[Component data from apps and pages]
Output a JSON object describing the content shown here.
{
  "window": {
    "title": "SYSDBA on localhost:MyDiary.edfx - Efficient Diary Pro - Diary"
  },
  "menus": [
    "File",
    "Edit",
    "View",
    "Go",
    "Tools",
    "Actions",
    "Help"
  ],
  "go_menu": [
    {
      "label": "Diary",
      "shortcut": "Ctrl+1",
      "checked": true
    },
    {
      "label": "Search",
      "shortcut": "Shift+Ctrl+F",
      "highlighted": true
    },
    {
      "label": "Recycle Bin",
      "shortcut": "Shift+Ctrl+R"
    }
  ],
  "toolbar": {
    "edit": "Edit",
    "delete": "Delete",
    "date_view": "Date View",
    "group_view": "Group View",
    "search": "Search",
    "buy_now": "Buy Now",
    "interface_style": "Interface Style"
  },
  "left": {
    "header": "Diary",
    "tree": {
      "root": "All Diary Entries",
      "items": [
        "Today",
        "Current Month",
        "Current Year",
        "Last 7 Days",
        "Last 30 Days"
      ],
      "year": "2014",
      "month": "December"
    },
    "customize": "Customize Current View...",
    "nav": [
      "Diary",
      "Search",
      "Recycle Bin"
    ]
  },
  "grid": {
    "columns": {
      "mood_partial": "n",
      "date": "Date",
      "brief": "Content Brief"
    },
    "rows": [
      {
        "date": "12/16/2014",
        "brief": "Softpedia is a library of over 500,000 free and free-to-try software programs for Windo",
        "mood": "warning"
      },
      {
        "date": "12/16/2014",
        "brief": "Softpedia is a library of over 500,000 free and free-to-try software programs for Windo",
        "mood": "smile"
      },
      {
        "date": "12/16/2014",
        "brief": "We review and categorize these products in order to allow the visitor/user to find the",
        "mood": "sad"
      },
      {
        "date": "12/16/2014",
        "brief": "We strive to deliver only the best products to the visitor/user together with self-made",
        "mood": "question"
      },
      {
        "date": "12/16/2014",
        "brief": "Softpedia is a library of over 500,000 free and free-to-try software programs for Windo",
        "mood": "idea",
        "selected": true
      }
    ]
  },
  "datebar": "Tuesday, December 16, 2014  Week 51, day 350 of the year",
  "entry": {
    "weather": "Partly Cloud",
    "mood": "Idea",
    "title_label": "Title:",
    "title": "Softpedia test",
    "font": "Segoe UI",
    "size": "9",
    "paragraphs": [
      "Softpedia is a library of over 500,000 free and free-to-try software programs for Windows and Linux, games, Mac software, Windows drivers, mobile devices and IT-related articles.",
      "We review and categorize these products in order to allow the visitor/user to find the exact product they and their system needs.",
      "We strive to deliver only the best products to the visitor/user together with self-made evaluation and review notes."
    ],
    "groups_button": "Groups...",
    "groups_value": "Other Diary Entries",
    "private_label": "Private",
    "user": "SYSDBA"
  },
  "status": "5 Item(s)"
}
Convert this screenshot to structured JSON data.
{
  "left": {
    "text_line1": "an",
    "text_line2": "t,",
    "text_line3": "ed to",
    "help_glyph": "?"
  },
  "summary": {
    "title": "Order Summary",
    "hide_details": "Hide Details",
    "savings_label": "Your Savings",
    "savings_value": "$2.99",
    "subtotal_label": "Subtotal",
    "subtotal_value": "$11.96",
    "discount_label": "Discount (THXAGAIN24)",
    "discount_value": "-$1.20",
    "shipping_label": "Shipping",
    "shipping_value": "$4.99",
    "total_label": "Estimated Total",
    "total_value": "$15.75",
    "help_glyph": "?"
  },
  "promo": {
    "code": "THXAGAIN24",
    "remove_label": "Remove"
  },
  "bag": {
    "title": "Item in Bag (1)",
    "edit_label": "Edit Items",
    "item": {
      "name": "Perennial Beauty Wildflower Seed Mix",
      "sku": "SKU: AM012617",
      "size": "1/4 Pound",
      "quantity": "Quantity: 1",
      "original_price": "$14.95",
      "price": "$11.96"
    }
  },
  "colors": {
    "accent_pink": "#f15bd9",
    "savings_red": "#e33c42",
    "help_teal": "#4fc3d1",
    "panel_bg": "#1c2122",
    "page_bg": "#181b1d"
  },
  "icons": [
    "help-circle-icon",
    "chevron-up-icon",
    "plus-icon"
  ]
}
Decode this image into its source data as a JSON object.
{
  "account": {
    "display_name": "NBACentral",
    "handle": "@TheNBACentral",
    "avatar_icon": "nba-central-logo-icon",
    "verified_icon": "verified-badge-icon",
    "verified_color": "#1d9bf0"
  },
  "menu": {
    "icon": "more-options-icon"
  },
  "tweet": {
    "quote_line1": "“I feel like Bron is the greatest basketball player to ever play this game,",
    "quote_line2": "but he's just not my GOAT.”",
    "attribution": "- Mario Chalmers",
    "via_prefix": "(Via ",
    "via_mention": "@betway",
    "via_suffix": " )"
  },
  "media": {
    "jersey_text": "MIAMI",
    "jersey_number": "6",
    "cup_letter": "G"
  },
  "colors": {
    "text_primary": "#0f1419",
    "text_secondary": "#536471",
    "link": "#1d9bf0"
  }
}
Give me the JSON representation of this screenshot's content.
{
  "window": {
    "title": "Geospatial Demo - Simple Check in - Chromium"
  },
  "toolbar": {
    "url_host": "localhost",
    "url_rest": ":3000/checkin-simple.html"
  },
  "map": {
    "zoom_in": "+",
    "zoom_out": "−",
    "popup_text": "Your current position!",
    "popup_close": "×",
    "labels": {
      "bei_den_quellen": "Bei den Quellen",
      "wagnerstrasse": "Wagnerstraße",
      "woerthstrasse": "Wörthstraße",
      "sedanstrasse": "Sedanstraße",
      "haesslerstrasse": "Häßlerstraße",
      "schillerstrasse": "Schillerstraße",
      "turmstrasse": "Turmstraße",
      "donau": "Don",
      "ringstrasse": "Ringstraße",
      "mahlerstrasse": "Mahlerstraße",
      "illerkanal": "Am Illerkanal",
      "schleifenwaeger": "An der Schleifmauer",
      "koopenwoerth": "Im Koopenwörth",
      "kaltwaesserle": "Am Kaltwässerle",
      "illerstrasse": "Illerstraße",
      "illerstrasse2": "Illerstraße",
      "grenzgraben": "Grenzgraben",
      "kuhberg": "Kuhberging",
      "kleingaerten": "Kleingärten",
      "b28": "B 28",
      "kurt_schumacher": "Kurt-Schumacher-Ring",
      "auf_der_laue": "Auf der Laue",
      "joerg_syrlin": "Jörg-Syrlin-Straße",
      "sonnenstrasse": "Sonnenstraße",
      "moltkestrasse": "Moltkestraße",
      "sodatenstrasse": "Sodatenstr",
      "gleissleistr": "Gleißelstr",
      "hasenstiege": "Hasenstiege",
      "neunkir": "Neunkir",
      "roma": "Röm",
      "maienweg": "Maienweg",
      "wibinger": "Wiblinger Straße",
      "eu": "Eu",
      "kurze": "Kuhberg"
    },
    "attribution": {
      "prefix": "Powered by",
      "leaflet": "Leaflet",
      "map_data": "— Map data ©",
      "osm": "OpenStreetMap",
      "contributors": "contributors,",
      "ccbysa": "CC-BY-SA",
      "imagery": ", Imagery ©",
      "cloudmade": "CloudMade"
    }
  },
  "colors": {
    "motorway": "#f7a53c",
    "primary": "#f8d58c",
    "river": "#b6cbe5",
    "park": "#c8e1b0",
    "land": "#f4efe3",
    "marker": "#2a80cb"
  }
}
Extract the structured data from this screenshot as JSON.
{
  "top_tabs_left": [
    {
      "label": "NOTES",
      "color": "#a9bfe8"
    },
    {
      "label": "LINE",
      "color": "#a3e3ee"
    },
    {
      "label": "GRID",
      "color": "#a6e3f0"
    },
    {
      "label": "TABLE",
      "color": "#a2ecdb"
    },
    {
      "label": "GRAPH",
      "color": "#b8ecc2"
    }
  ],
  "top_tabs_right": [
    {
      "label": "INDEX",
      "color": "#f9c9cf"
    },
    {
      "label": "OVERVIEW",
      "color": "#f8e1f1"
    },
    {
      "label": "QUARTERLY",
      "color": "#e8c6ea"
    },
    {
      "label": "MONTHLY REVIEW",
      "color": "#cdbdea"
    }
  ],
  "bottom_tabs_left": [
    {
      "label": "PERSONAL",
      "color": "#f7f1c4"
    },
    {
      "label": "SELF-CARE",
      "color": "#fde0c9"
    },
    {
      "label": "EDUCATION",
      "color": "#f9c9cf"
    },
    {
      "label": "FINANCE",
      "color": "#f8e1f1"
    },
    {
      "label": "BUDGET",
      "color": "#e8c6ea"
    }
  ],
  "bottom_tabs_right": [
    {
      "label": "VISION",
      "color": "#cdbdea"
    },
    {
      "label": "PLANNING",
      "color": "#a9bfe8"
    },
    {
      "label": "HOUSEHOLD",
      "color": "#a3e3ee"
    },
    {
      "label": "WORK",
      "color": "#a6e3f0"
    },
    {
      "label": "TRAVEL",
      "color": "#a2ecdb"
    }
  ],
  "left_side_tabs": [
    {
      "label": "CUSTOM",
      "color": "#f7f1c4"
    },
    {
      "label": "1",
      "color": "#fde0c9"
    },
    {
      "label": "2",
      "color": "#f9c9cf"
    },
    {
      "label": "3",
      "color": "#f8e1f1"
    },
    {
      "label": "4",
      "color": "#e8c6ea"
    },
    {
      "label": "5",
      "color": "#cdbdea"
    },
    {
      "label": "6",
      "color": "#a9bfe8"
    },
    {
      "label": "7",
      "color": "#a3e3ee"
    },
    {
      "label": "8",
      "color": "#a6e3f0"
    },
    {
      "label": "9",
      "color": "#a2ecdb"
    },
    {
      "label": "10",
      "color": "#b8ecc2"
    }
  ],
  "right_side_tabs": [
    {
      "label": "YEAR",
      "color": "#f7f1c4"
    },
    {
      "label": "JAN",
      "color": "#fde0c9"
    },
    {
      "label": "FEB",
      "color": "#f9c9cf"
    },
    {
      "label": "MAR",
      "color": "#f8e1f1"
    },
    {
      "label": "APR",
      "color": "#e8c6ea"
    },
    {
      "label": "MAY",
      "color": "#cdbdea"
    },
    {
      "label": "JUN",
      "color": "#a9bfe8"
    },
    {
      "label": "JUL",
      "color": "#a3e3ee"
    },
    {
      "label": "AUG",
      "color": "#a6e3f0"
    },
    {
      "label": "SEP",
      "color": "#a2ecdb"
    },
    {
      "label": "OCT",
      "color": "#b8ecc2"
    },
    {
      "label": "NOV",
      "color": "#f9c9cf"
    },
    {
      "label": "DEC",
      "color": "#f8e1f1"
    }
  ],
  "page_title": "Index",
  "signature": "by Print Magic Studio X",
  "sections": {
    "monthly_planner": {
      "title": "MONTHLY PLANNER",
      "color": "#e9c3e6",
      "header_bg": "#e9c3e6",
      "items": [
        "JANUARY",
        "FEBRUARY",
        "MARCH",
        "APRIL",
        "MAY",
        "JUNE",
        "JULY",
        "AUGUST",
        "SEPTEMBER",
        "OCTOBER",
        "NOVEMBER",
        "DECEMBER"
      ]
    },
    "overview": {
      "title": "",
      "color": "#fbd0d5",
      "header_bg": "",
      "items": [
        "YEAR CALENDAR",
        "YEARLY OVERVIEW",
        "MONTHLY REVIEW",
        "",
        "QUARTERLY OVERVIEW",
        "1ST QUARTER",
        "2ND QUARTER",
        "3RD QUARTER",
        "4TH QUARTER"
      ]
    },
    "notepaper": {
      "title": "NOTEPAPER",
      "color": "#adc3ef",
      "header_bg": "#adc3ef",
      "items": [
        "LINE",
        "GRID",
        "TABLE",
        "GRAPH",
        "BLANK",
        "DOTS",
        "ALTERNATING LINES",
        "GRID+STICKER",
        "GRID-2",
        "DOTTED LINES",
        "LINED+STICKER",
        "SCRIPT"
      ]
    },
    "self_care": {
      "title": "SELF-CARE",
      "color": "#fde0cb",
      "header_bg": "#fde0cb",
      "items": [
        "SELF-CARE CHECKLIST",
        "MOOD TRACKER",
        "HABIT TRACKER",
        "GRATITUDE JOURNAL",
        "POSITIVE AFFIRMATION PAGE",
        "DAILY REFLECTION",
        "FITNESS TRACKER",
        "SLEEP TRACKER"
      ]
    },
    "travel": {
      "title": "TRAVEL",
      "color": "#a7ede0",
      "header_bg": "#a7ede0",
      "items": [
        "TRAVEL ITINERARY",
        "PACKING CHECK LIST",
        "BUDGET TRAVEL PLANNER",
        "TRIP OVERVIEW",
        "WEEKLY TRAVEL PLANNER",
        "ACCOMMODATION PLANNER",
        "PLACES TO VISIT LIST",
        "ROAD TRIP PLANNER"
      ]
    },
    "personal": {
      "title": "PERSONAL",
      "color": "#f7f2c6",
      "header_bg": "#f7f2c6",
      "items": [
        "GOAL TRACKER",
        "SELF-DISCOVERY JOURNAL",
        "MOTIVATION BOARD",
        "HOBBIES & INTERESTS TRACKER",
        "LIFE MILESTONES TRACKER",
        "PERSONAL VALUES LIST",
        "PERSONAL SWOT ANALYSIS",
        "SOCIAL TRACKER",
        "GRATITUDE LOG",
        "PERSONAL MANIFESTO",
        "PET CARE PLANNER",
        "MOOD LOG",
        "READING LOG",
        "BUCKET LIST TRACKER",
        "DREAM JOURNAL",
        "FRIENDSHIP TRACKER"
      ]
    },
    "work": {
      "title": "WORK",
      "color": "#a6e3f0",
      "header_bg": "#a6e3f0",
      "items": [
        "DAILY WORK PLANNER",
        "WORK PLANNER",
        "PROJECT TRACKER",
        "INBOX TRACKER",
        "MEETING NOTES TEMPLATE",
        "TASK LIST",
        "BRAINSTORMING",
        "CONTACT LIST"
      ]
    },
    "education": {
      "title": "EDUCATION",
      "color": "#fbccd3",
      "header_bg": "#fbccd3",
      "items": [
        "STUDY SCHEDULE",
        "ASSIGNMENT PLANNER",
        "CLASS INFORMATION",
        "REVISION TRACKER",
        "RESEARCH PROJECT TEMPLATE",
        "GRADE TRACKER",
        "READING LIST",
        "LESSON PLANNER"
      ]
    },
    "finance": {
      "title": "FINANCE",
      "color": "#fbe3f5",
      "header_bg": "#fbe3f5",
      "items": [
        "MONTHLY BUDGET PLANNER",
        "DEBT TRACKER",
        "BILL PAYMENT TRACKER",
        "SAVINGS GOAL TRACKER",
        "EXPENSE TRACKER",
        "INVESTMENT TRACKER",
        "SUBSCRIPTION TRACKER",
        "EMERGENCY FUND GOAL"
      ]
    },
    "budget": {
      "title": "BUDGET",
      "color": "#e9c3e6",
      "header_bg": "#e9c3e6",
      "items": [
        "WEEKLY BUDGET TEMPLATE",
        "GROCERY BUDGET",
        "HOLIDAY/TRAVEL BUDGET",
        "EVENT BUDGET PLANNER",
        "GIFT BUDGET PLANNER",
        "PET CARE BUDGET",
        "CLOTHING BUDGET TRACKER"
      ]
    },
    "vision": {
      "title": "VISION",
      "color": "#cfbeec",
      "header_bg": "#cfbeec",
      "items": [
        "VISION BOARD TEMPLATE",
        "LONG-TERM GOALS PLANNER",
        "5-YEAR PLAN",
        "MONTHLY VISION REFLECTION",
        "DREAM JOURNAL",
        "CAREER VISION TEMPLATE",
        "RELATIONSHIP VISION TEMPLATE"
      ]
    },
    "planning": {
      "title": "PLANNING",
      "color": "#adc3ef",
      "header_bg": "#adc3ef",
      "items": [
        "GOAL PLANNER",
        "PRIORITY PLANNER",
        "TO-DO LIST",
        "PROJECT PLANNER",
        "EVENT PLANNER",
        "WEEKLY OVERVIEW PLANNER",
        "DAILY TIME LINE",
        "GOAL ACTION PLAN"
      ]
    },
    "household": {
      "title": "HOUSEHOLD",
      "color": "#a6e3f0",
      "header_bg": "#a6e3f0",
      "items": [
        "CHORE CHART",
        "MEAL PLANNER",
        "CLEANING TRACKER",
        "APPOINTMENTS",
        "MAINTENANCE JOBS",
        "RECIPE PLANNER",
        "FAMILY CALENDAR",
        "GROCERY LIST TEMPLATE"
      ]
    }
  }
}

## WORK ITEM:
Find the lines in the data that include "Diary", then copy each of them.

## SOLUTION FOR THIS EXERCISE:
    "title": "SYSDBA on localhost:MyDiary.edfx - Efficient Diary Pro - Diary"
      "label": "Diary",
    "header": "Diary",
      "root": "All Diary Entries",
      "Diary",
    "groups_value": "Other Diary Entries",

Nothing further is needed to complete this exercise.